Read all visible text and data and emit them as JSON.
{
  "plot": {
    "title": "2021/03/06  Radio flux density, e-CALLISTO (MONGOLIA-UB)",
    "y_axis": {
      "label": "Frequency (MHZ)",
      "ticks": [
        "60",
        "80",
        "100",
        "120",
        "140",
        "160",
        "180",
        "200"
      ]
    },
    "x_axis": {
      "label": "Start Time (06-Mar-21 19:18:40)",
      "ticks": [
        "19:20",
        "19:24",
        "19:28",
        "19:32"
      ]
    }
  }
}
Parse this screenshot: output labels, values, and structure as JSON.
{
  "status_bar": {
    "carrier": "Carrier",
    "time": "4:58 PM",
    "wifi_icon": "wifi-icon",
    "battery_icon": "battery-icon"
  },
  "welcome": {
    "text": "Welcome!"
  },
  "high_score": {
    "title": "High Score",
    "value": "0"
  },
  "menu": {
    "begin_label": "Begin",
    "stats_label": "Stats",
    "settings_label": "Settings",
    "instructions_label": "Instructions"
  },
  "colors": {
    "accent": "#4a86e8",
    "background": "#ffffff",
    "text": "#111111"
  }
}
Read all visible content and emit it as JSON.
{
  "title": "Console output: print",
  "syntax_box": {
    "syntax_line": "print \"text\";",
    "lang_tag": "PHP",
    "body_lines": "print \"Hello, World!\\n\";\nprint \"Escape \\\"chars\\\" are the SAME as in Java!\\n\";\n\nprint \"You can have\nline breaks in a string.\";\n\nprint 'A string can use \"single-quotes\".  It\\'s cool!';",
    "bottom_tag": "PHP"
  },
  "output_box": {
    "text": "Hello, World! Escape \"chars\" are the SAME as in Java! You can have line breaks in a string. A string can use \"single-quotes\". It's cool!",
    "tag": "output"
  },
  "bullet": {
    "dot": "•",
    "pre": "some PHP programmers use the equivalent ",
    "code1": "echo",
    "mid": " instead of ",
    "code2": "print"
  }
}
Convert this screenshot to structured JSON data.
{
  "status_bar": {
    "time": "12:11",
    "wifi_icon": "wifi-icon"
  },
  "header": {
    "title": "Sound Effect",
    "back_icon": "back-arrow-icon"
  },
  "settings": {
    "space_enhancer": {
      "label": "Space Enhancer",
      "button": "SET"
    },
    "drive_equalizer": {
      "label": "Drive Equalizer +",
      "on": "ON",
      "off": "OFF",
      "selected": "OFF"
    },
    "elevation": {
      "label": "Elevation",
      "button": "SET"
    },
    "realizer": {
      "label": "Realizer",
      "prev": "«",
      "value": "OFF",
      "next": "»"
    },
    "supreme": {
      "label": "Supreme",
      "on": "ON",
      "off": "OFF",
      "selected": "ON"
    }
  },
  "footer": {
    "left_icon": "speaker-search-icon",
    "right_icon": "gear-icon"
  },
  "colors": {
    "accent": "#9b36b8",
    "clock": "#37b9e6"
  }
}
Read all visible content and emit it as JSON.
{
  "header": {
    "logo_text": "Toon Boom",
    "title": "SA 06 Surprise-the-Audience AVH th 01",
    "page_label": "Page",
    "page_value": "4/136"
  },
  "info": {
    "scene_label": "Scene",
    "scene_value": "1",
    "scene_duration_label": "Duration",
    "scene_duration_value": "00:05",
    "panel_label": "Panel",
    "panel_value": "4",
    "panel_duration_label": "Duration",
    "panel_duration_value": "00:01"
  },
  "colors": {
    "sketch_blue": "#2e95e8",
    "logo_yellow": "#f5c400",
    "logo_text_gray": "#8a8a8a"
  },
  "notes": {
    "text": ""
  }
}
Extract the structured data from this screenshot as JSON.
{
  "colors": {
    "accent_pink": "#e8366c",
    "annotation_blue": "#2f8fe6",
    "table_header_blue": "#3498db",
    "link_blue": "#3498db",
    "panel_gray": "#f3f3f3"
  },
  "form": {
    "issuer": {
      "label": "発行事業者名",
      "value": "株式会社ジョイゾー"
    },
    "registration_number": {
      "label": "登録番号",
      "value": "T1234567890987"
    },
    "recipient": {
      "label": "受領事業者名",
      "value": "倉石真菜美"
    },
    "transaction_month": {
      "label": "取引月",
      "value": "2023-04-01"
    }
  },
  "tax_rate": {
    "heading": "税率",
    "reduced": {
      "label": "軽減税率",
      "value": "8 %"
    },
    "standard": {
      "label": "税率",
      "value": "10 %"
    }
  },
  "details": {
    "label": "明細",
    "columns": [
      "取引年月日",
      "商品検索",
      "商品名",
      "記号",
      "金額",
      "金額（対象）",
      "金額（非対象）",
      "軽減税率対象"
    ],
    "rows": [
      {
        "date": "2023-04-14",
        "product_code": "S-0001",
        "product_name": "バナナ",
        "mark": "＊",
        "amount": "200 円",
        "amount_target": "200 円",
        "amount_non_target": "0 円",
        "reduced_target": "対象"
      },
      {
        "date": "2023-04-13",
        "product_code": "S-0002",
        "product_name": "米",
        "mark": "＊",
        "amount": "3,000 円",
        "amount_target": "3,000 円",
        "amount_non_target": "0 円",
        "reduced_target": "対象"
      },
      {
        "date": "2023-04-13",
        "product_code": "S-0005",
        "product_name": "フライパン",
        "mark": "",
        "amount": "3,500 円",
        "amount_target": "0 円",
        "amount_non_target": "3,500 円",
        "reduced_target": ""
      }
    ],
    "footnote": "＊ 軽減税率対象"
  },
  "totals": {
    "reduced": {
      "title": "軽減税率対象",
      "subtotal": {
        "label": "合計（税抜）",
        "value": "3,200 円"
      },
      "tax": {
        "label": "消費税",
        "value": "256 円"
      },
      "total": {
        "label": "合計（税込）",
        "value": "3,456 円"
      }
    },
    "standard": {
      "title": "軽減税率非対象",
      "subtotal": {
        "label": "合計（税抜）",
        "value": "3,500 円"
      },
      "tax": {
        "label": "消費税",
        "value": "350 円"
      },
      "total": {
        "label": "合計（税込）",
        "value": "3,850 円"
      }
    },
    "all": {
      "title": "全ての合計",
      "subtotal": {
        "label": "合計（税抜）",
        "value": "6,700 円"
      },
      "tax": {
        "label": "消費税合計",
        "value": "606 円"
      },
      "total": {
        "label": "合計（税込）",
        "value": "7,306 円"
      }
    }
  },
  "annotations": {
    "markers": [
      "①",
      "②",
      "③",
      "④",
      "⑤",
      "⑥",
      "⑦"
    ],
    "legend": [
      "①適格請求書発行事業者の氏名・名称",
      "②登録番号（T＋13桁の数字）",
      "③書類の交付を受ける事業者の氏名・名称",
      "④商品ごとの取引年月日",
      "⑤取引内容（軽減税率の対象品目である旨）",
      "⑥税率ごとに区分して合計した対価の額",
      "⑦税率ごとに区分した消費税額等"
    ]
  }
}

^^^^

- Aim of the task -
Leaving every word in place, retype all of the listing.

- Answer for this exercise -
Read all visible text and data and emit them as JSON.
{
  "plot": {
    "title": "2021/03/06  Radio flux density, e-CALLISTO (MONGOLIA-UB)",
    "y_axis": {
      "label": "Frequency (MHZ)",
      "ticks": [
        "60",
        "80",
        "100",
        "120",
        "140",
        "160",
        "180",
        "200"
      ]
    },
    "x_axis": {
      "label": "Start Time (06-Mar-21 19:18:40)",
      "ticks": [
        "19:20",
        "19:24",
        "19:28",
        "19:32"
      ]
    }
  }
}
Parse this screenshot: output labels, values, and structure as JSON.
{
  "status_bar": {
    "carrier": "Carrier",
    "time": "4:58 PM",
    "wifi_icon": "wifi-icon",
    "battery_icon": "battery-icon"
  },
  "welcome": {
    "text": "Welcome!"
  },
  "high_score": {
    "title": "High Score",
    "value": "0"
  },
  "menu": {
    "begin_label": "Begin",
    "stats_label": "Stats",
    "settings_label": "Settings",
    "instructions_label": "Instructions"
  },
  "colors": {
    "accent": "#4a86e8",
    "background": "#ffffff",
    "text": "#111111"
  }
}
Read all visible content and emit it as JSON.
{
  "title": "Console output: print",
  "syntax_box": {
    "syntax_line": "print \"text\";",
    "lang_tag": "PHP",
    "body_lines": "print \"Hello, World!\\n\";\nprint \"Escape \\\"chars\\\" are the SAME as in Java!\\n\";\n\nprint \"You can have\nline breaks in a string.\";\n\nprint 'A string can use \"single-quotes\".  It\\'s cool!';",
    "bottom_tag": "PHP"
  },
  "output_box": {
    "text": "Hello, World! Escape \"chars\" are the SAME as in Java! You can have line breaks in a string. A string can use \"single-quotes\". It's cool!",
    "tag": "output"
  },
  "bullet": {
    "dot": "•",
    "pre": "some PHP programmers use the equivalent ",
    "code1": "echo",
    "mid": " instead of ",
    "code2": "print"
  }
}
Convert this screenshot to structured JSON data.
{
  "status_bar": {
    "time": "12:11",
    "wifi_icon": "wifi-icon"
  },
  "header": {
    "title": "Sound Effect",
    "back_icon": "back-arrow-icon"
  },
  "settings": {
    "space_enhancer": {
      "label": "Space Enhancer",
      "button": "SET"
    },
    "drive_equalizer": {
      "label": "Drive Equalizer +",
      "on": "ON",
      "off": "OFF",
      "selected": "OFF"
    },
    "elevation": {
      "label": "Elevation",
      "button": "SET"
    },
    "realizer": {
      "label": "Realizer",
      "prev": "«",
      "value": "OFF",
      "next": "»"
    },
    "supreme": {
      "label": "Supreme",
      "on": "ON",
      "off": "OFF",
      "selected": "ON"
    }
  },
  "footer": {
    "left_icon": "speaker-search-icon",
    "right_icon": "gear-icon"
  },
  "colors": {
    "accent": "#9b36b8",
    "clock": "#37b9e6"
  }
}
Read all visible content and emit it as JSON.
{
  "header": {
    "logo_text": "Toon Boom",
    "title": "SA 06 Surprise-the-Audience AVH th 01",
    "page_label": "Page",
    "page_value": "4/136"
  },
  "info": {
    "scene_label": "Scene",
    "scene_value": "1",
    "scene_duration_label": "Duration",
    "scene_duration_value": "00:05",
    "panel_label": "Panel",
    "panel_value": "4",
    "panel_duration_label": "Duration",
    "panel_duration_value": "00:01"
  },
  "colors": {
    "sketch_blue": "#2e95e8",
    "logo_yellow": "#f5c400",
    "logo_text_gray": "#8a8a8a"
  },
  "notes": {
    "text": ""
  }
}
Extract the structured data from this screenshot as JSON.
{
  "colors": {
    "accent_pink": "#e8366c",
    "annotation_blue": "#2f8fe6",
    "table_header_blue": "#3498db",
    "link_blue": "#3498db",
    "panel_gray": "#f3f3f3"
  },
  "form": {
    "issuer": {
      "label": "発行事業者名",
      "value": "株式会社ジョイゾー"
    },
    "registration_number": {
      "label": "登録番号",
      "value": "T1234567890987"
    },
    "recipient": {
      "label": "受領事業者名",
      "value": "倉石真菜美"
    },
    "transaction_month": {
      "label": "取引月",
      "value": "2023-04-01"
    }
  },
  "tax_rate": {
    "heading": "税率",
    "reduced": {
      "label": "軽減税率",
      "value": "8 %"
    },
    "standard": {
      "label": "税率",
      "value": "10 %"
    }
  },
  "details": {
    "label": "明細",
    "columns": [
      "取引年月日",
      "商品検索",
      "商品名",
      "記号",
      "金額",
      "金額（対象）",
      "金額（非対象）",
      "軽減税率対象"
    ],
    "rows": [
      {
        "date": "2023-04-14",
        "product_code": "S-0001",
        "product_name": "バナナ",
        "mark": "＊",
        "amount": "200 円",
        "amount_target": "200 円",
        "amount_non_target": "0 円",
        "reduced_target": "対象"
      },
      {
        "date": "2023-04-13",
        "product_code": "S-0002",
        "product_name": "米",
        "mark": "＊",
        "amount": "3,000 円",
        "amount_target": "3,000 円",
        "amount_non_target": "0 円",
        "reduced_target": "対象"
      },
      {
        "date": "2023-04-13",
        "product_code": "S-0005",
        "product_name": "フライパン",
        "mark": "",
        "amount": "3,500 円",
        "amount_target": "0 円",
        "amount_non_target": "3,500 円",
        "reduced_target": ""
      }
    ],
    "footnote": "＊ 軽減税率対象"
  },
  "totals": {
    "reduced": {
      "title": "軽減税率対象",
      "subtotal": {
        "label": "合計（税抜）",
        "value": "3,200 円"
      },
      "tax": {
        "label": "消費税",
        "value": "256 円"
      },
      "total": {
        "label": "合計（税込）",
        "value": "3,456 円"
      }
    },
    "standard": {
      "title": "軽減税率非対象",
      "subtotal": {
        "label": "合計（税抜）",
        "value": "3,500 円"
      },
      "tax": {
        "label": "消費税",
        "value": "350 円"
      },
      "total": {
        "label": "合計（税込）",
        "value": "3,850 円"
      }
    },
    "all": {
      "title": "全ての合計",
      "subtotal": {
        "label": "合計（税抜）",
        "value": "6,700 円"
      },
      "tax": {
        "label": "消費税合計",
        "value": "606 円"
      },
      "total": {
        "label": "合計（税込）",
        "value": "7,306 円"
      }
    }
  },
  "annotations": {
    "markers": [
      "①",
      "②",
      "③",
      "④",
      "⑤",
      "⑥",
      "⑦"
    ],
    "legend": [
      "①適格請求書発行事業者の氏名・名称",
      "②登録番号（T＋13桁の数字）",
      "③書類の交付を受ける事業者の氏名・名称",
      "④商品ごとの取引年月日",
      "⑤取引内容（軽減税率の対象品目である旨）",
      "⑥税率ごとに区分して合計した対価の額",
      "⑦税率ごとに区分した消費税額等"
    ]
  }
}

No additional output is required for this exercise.